School enjoys solarPV without capital outlay
With the Feed-in Tariff soon to be reduced significantly, we look at the type of highly successful solar PV project that is under threat.
Passmores Academy in Harlow is best known for the Channel 4 documentary series ‘Educating Essex’. What many do not know is that soon after the series was filmed, the school moved a mile down the road to a brand new £24 million campus.
While the series was being filmed, the star and principal of the Academy, Vic Goddard, was also working hand-in-hand with contractor Wilmott Dixon to design and build the best possible facility in which young people could learn and thrive. In this, he was successful, and the collaborative way the design and build contractor worked with Passmores has been applauded by many.
Sustainability was a key throughout the school procurement process. The use of daylight, solar shading, natural ventilation, thermal mass to reduce the need for air conditioning, and brown roofs to improve site biodiversity, were all incorporated within the design. It was while a system of grey water collection and use was being considered that solar PV came to light. Vic Goddard explained: ‘The grey water system was going to cost in excess of £200 000 just to enable us to flush the toilets. This seemed a waste and was not really value for money.
The building was designed to achieve at least a ‘Very Good’ rating under the under the BREEAM for Schools 2008 assessment. Lighting was identified as a major energy user, so it was this that we needed to focus on more, Vic Goddard explained: ‘As the sports hall roof was now not being used for rain water collection, the suggestion was made that it could be used to mount solar panels.’
The options were explored, and it was decided to choose an arrangement that involved no capital outlay for the school, but enabled it to benefit from the electricity generated. Ultima Networks installed 220 solar panels, providing 50 kW of power. The installation is owned by UK Solar, which benefits from the Feed-in Tariff, with the school using the power generated, which offsets against grid electricity.
Alan Simpson, Passmores’ premises manager, explained: ‘The solar panels are saving the school in the region of £6000 per year, not an inconsiderable sum considering funding issues facing our schools at the moment.’
Although not relevant at Passmores, the return on capital is in the region of 7%, providing a capital payback period for UK Solar of around eight years.
Alan Simpson continued: ‘The installation was slightly more challenging due to the roof of the building being so high. Originally the panels were flat but due to the brown roof garden we found that the grass growing between the panels was severely impacting on the system performance. The panels were lifted and re-installed at an angle of approximately 25° to overcome the issue.
Amber Rudd MP, Secretary of State for Environment & Climate Change, recently announced that subsidies for new rooftop applications, such as that at Passmores, are to be reduced significantly from January 2016.
The Government argues that the cost of solar has come down far more quickly than anticipated and the subsidies have to fall to protect household energy bills. Industry and community organisations have reacted with dismay at the scale of the cuts and have countered that the cuts are too large to sustain a viable industry going forward. They will impact not just domestic and commercial projects but also the increasing number of new community projects, including schools such as Passmores.
The Solar Trade Association (STA) is understandably unimpressed with the proposed cuts.

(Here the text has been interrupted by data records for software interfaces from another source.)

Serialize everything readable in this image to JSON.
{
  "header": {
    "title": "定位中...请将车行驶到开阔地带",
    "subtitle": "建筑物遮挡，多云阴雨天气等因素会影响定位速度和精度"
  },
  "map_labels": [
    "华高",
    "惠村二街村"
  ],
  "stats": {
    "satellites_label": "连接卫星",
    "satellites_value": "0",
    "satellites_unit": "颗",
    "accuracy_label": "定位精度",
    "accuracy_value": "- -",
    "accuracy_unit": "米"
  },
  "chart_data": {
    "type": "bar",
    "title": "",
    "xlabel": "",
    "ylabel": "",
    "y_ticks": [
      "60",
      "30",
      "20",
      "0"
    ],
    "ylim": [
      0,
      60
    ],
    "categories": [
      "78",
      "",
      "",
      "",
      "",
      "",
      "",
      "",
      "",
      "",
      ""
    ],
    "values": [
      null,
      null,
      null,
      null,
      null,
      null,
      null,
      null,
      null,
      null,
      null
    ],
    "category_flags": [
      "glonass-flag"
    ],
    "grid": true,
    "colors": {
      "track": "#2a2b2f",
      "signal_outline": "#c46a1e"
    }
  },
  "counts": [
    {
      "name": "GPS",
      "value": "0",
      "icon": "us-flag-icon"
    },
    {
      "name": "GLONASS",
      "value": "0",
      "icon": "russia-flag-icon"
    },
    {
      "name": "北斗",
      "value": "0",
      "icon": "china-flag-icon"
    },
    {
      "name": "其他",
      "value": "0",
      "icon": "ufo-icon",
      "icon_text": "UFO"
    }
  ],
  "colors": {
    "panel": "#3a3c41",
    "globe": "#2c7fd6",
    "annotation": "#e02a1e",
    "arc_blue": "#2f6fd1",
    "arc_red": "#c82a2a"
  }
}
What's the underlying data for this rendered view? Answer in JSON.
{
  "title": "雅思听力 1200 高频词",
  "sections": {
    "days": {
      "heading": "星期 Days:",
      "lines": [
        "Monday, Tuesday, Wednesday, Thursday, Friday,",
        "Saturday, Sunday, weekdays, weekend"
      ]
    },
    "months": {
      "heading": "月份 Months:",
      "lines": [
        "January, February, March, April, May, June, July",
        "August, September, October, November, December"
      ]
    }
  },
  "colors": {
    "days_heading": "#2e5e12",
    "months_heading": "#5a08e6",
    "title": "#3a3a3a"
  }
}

Mike Landy, head of policy, said: ‘We really are astonished at how self-defeating these proposals are. We are calling on the Government to work with the solar industry to deliver our plan (published in June) for a rapid but stable glide path to subsidy-free solar.’
Alan Simpson is similarly disappointed with the subsidy reductions. He said: ‘Installing solar has been an excellent option for schools, academy's and skill centres across the country, providing income and sustainability. With subsidy cuts, the original funding option which we used at Passmores is no longer possible and questions the entire viability of solar, although the environmental benefits remain.
‘Reduction in our carbon footprint should be the major driving force for all PV installations, helping us protect the environment and future for the young people we are teaching.’
Vic Goddard admits that not many people know that Passmores has solar PV: ‘It is a bit of a secret. We have not made as much of it as we should with our pupils, so they understand about global warming and renewable energy, but that is about to change.
‘We should also have been using this as an example to other schools, demonstrating how easy it was to install, the financial benefits to us, and at the same time doing our bit for the environment.’
The solar industry meanwhile, having already delivered the equivalent installed capacity of two nuclear power stations in just the last four years, is holding out hope that it can head off the worst of the Government’s proposed cuts. With 30 000 jobs at stake, the industry hopes the Government will see the benefit of it continuing to offer its extremely popular, and ever more cost-effective, clean energy to UK households, businesses and schools.